» What the exercise asks
Your answer must be every line of the data that contains "RichardEntuboca".

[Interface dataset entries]
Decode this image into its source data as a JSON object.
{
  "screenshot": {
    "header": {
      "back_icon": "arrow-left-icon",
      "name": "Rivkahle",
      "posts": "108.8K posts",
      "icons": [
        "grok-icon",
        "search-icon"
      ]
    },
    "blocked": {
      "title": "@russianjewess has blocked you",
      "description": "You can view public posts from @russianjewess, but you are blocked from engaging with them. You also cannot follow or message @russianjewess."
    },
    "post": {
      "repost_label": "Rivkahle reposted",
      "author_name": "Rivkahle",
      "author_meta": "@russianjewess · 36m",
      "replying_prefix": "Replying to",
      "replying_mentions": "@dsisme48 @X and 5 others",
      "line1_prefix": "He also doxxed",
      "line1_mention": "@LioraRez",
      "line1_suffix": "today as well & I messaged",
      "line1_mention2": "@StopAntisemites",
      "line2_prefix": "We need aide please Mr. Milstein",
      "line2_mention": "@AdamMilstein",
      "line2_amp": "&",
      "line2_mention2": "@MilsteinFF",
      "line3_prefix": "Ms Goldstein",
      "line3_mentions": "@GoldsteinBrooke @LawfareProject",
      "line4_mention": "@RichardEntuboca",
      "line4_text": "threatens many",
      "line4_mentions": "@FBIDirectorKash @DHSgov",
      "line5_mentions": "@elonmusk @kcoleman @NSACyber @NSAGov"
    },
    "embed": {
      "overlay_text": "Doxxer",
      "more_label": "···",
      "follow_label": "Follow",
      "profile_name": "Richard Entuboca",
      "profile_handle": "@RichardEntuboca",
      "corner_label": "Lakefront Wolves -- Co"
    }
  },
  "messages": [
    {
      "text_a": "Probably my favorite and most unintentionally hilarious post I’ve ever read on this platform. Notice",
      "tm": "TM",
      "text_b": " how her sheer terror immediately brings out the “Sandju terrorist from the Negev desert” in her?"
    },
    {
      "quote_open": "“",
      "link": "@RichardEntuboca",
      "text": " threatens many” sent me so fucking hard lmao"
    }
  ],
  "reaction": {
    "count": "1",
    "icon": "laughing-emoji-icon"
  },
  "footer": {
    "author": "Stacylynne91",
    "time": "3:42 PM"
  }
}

» Response area
      "line4_mention": "@RichardEntuboca",
      "profile_handle": "@RichardEntuboca",
      "link": "@RichardEntuboca",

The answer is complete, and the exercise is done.